Though it is not the oldest investment trust – an honour bestowed upon 150-year-old Foreign & Colonial – JPMorgan American has been making money for shareholders since 1881. Yet it has only done so through being willing to adapt and change with the times.
Some 137 years ago, the trust was launched with a mission to raise finance to build rail roads across the US. Known then as the Alabama, New Orleans, Texas and Pacific Junction Railways Company, it became The Sterling Trust at the end of the First World War with a remit to invest outside of the States.
It was in 1982 that the trust’s investment objectives were focused on North American equities.
JPMorgan American has been making money for shareholders since 1881
The fund’s evolution is not lost on investment manager Garrett Fish, who presides over the trust’s portfolio from offices in Midtown Manhattan. He believes the £1 billion fund will only survive if it ‘remains relevant’ to investors.
Certainly, under Fish’s watch – and that of an assertive boardroom led by Kevin Carter – the trust has continued to evolve. When he took over the investment helm in early 2002, Fish inherited a portfolio 25 per cent exposed to a mix of unquoted, micro and small companies.
Slowly but surely that holding has been whittled down to just five per cent with the trust’s main emphasis directed towards investing in companies which comprise the Standard and Poor’s 500 Index, the United States’ 500 largest listed companies.
The trust’s management fees have also been tickled down which means more money ends up in the pockets of investors. In October last year, they reduced from 0.52 per cent annually to 0.33 per cent on the trust’s first £1 billion of assets – with a lower fee of 0.25 per cent on any amount above that figure. Once other fees are added the annual total is 0.55 per cent.
Fish is also constantly fine-tuning the portfolio’s constituents, ensuring it remains underweight in sectors he believes are overvalued and over-represented in those where he feels valuations have further to go.
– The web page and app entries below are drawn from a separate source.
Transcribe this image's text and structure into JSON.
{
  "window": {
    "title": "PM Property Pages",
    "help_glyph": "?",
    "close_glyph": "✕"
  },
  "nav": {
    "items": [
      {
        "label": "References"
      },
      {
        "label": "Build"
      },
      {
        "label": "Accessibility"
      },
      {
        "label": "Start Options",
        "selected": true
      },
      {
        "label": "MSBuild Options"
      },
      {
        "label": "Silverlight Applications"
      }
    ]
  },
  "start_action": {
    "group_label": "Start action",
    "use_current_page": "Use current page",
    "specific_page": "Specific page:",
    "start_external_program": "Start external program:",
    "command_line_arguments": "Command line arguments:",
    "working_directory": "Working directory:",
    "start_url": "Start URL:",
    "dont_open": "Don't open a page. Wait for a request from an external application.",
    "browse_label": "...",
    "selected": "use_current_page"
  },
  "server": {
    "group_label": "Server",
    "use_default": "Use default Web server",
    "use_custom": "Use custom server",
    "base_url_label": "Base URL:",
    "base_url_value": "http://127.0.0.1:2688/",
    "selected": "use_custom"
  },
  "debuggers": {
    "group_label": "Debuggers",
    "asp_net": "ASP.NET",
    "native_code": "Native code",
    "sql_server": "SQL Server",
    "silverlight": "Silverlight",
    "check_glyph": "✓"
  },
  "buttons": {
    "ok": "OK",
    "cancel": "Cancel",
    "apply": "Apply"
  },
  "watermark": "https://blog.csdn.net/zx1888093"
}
The result is a 61-strong large cap portfolio – accounting for 95 per cent of all assets – which is overweight in energy stocks, consumer staples companies and financials. Bank of America, Citigroup, petroleum refiner Valero and Walmart are all key holdings.
The trust’s smaller company exposure, comprising 116 positions, is managed by Fish’s colleague Eytan Shapiro ‘15 offices down the corridor’. Currently, this is being chipped away at because it looks less attractive – more risky – as an asset class, compared to the trust’s holdings in big blue-chip stocks.
While Fish is a fervent believer in the dynamics of the stock market – and holds little cash in the trust – he is long enough in the tooth to accept that at some stage there will be a correction.
Only two times previously has a bull market lasted longer or nearly as long as the current one – those ending in the great Wall Street crash of 1929 and the bursting of the tech-stock boom in March 2000. ‘I have no idea what the trigger will be,’ he says. ‘It could be an unexpected hike in inflation, a rise in interest rates, a spike in wages growth – or international trade wars. If you go by previous corrections, it could result in equities falling peak to trough by some 14 per cent.’
Despite this negativity, Fish says his modus operandi will not change. True to the spirit of the trust’s long history, he will continue to ‘look for the most attractive investment opportunities’. He predicts: ‘The United States will remain a fertile ground for growth companies.’